“With 49 properties any object can be characterized”
The world around us consists of countless things of infinite variety. We perceive them from different perspectives and yet recognize that a glass is a "glass" largely independent of its shape, size or position in the room. Martin Hebart, head of the new Max Planck Group "Group Vision and Computational Cognition" at the MPI CBS, wants to understand how this works: How do we identify the components of our environment? Which laws do we follow in order to use visual information to make decisions? An interview about how the world can be described with 2,000 categories, why a carp has been kicked out of their database and how this research could improve artificial intelligence.
Mr. Hebart, what exactly is your research about?
We would like to understand the principles by which we can recognize an object and interact with it in a meaningful way. For example, how can I recognize the glass in front of me and drink from it? That sounds easy at first. But it is an amazing ability when you consider that the environment around us is constantly changing and we keep receiving new sensory impressions of objects that we have never experienced before. Behind the scenes, if you like, a complex sequence of perceptual and decision-making processes takes place, which allow us to recognise and classify the properties that make an object what it is and that distinguish it from other objects. The findings from our research mainly serve to better understand these processes in the human brain. But they might also help us improve artificial intelligence.
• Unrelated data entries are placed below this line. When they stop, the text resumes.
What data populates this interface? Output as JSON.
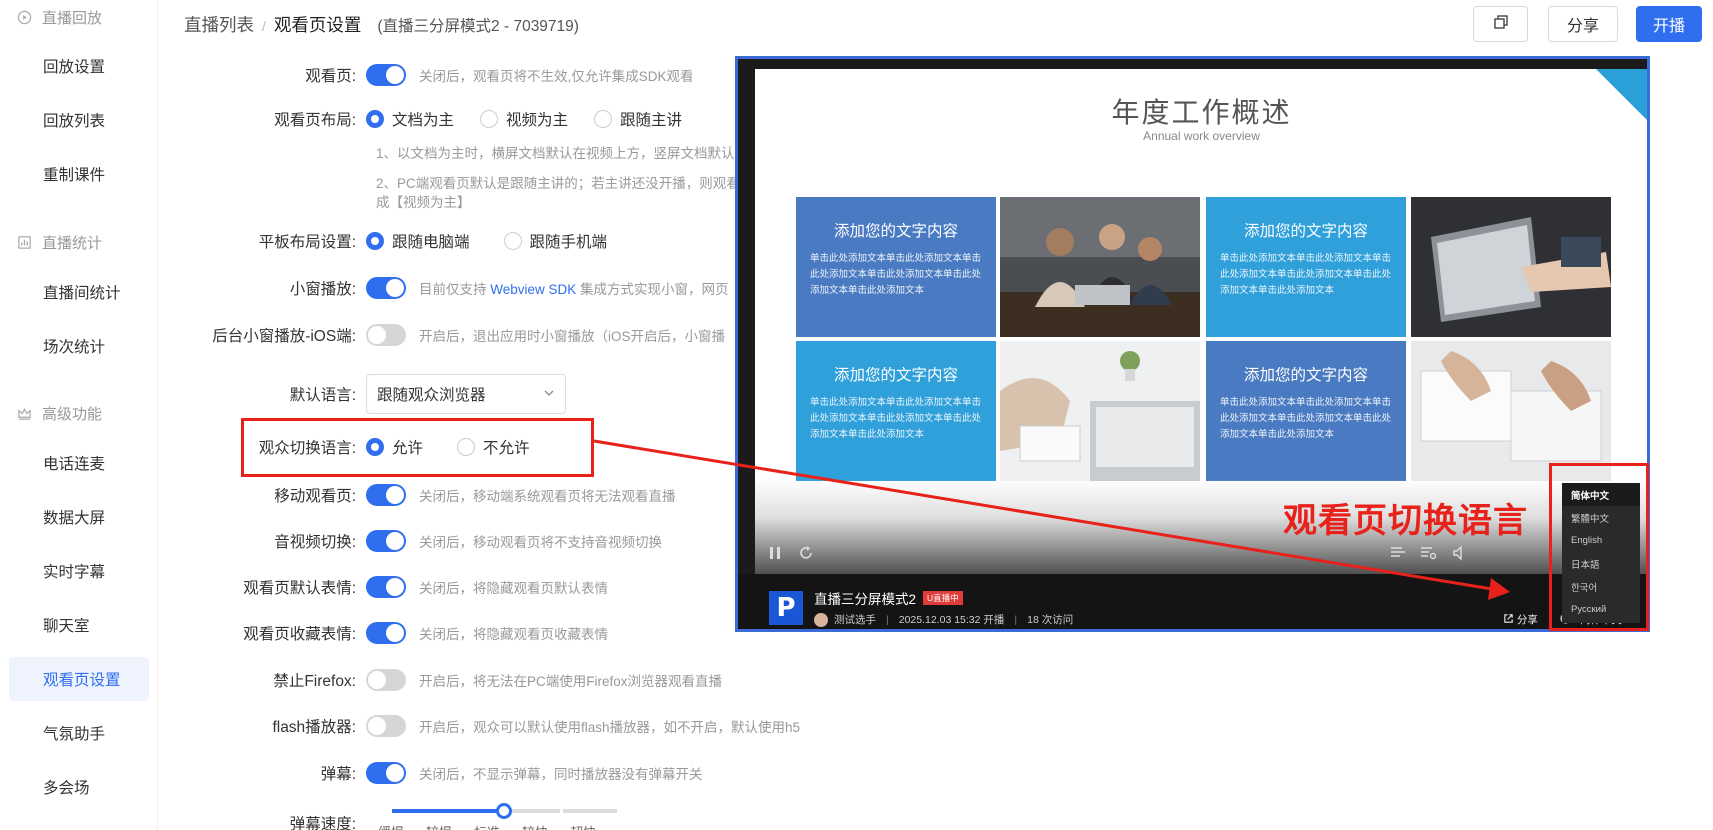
{
  "sidebar": {
    "groups": [
      {
        "label": "直播回放",
        "icon": "playback-icon"
      },
      {
        "label": "直播统计",
        "icon": "stats-icon"
      },
      {
        "label": "高级功能",
        "icon": "crown-icon"
      }
    ],
    "items": [
      {
        "label": "回放设置"
      },
      {
        "label": "回放列表"
      },
      {
        "label": "重制课件"
      },
      {
        "label": "直播间统计"
      },
      {
        "label": "场次统计"
      },
      {
        "label": "电话连麦"
      },
      {
        "label": "数据大屏"
      },
      {
        "label": "实时字幕"
      },
      {
        "label": "聊天室"
      },
      {
        "label": "观看页设置"
      },
      {
        "label": "气氛助手"
      },
      {
        "label": "多会场"
      }
    ]
  },
  "header": {
    "breadcrumb_root": "直播列表",
    "breadcrumb_sep": "/",
    "breadcrumb_current": "观看页设置",
    "breadcrumb_sub": "(直播三分屏模式2 - 7039719)",
    "share_label": "分享",
    "start_label": "开播"
  },
  "form": {
    "watch_page": {
      "label": "观看页:",
      "hint": "关闭后，观看页将不生效,仅允许集成SDK观看",
      "on": true
    },
    "layout": {
      "label": "观看页布局:",
      "options": [
        "文档为主",
        "视频为主",
        "跟随主讲"
      ],
      "selected": 0,
      "note1": "1、以文档为主时，横屏文档默认在视频上方，竖屏文档默认",
      "note2_line1": "2、PC端观看页默认是跟随主讲的；若主讲还没开播，则观看",
      "note2_line2": "成【视频为主】"
    },
    "tablet": {
      "label": "平板布局设置:",
      "options": [
        "跟随电脑端",
        "跟随手机端"
      ],
      "selected": 0
    },
    "mini_window": {
      "label": "小窗播放:",
      "hint_pre": "目前仅支持 ",
      "hint_link": "Webview SDK",
      "hint_post": " 集成方式实现小窗，网页",
      "on": true
    },
    "bg_mini_ios": {
      "label": "后台小窗播放-iOS端:",
      "hint": "开启后，退出应用时小窗播放（iOS开启后，小窗播",
      "on": false
    },
    "default_lang": {
      "label": "默认语言:",
      "value": "跟随观众浏览器"
    },
    "switch_lang": {
      "label": "观众切换语言:",
      "options": [
        "允许",
        "不允许"
      ],
      "selected": 0
    },
    "mobile_page": {
      "label": "移动观看页:",
      "hint": "关闭后，移动端系统观看页将无法观看直播",
      "on": true
    },
    "av_switch": {
      "label": "音视频切换:",
      "hint": "关闭后，移动观看页将不支持音视频切换",
      "on": true
    },
    "default_emoji": {
      "label": "观看页默认表情:",
      "hint": "关闭后，将隐藏观看页默认表情",
      "on": true
    },
    "fav_emoji": {
      "label": "观看页收藏表情:",
      "hint": "关闭后，将隐藏观看页收藏表情",
      "on": true
    },
    "firefox": {
      "label": "禁止Firefox:",
      "hint": "开启后，将无法在PC端使用Firefox浏览器观看直播",
      "on": false
    },
    "flash": {
      "label": "flash播放器:",
      "hint": "开启后，观众可以默认使用flash播放器，如不开启，默认使用h5",
      "on": false
    },
    "danmaku": {
      "label": "弹幕:",
      "hint": "关闭后，不显示弹幕，同时播放器没有弹幕开关",
      "on": true
    },
    "danmaku_speed": {
      "label": "弹幕速度:",
      "options": [
        "缓慢",
        "较慢",
        "标准",
        "较快",
        "超快"
      ],
      "level": 0.5
    }
  },
  "preview": {
    "slide_title": "年度工作概述",
    "slide_subtitle": "Annual work overview",
    "tile_heading": "添加您的文字内容",
    "tile_body": "单击此处添加文本单击此处添加文本单击此处添加文本单击此处添加文本单击此处添加文本单击此处添加文本",
    "room_title": "直播三分屏模式2",
    "live_badge": "U直播中",
    "host": "测试选手",
    "start_time": "2025.12.03 15:32 开播",
    "visits": "18 次访问",
    "share": "分享",
    "current_lang": "简体中文",
    "languages": [
      "简体中文",
      "繁體中文",
      "English",
      "日本語",
      "한국어",
      "Русский"
    ]
  },
  "annotation": {
    "text": "观看页切换语言",
    "color": "#e8211b"
  },
  "colors": {
    "primary": "#2f6fef",
    "tile_dark": "#4a7bc2",
    "tile_light": "#2fa0da"
  }
}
In what way?
Take the example of self-driving cars. Until recently, the main focus of artificial intelligence research has been largely to yield the best possible prediction. For most real-world applications, it is irrelevant how exactly objects are represented by artificial intelligence and how the problem of object recognition is solved as long as they are correctly categorized. However, recent studies have shown that this can lead to problems in situations that artificial intelligence does not know so well. For example, for a self-driving car, it is very important to recognize that a ball on the street means a child could be nearby. Nevertheless, certainly very few images from which these algorithms have learned to drive will contain balls on the street. If you better understand the similarities and differences in the representation of objects in humans and artificial intelligence, this can help making these algorithms better.
How do you want to investigate the recognition of objects?
In order to better understand objects, we first had to solve a general problem: What are the objects that exist around us, and which ones should we use to capture this diversity? First, we collected about 7,000 terms for different things. We then distilled them to a set of words that are really used as labels in everyday naming. A “carp” was thrown out because the test participants called it “fish”. We found that with around 2,000 names, i.e. categories, the world can be described quite well. The next challenge was: How do we find pictures of these objects that we can show to our test participants? We browsed image search engines on the Internet and collected about 12 to 15 images from each category. In total, we ended up with around 26,000 files. We cropped all images to the same format and put them together in a large database of images of all objects, which is now also freely accessible for other researchers. Based on this, we are conducting various studies, from behavioral experiments to measuring activity patterns in the brain in response to the images. We support this approach with computational models from artificial intelligence research such as deep neural networks, which, simply said, consist of a large number of artificial neurons that are arranged in several layers. These models are inspired by the brain and are currently the best models we have of visual processing.
What have you found out so far?
We have just submitted the results of a large behavioral study explaining which properties we would most likely use to characterize the approximately 2000 objects. Ultimately, around 50 so-called core dimensions have emerged, on the basis of which we can recognize all objects and group them into categories, forming the basis for the so-called mental representation of these objects. For example, most people agree that an octopus and a shrimp are more similar to each other than they are to a car. They share more core dimensions with each other - they are living things, you can eat them, they have a strong connection to water, and they are rather slippery. With only 49 dimensions, each object can be characterized very well, so well that we can hardly explain it better with our data. For me, this is really exciting.
We started a study a few months ago in which we wanted to figure out whether our 26,000 objects are reflected in brain’s activity. It has been known for about fifteen years that the activity patterns in the brain allow us to identify which object a person is looking at. So, mind reading is already possible in a rudimentary form (laughs). But the "reading" of information from the brain is not the focus of our research. We want to decipher why these activity patterns look the way they do and which properties matter to our brains. To answer this question, we also want to use various characteristics such as color, shape or "has something to do with nature", "can move", "valuable" or "something with fire" as connecting elements. I believe that only by uncovering these properties we can really understand how the brain processes objects. Of course, it is not guaranteed that all properties we identify make as much sense as those we have found in our previous behavioral tasks. But, of course, this makes us all the more curious about what we are about to discover.
The interview was conducted by Verena Müller.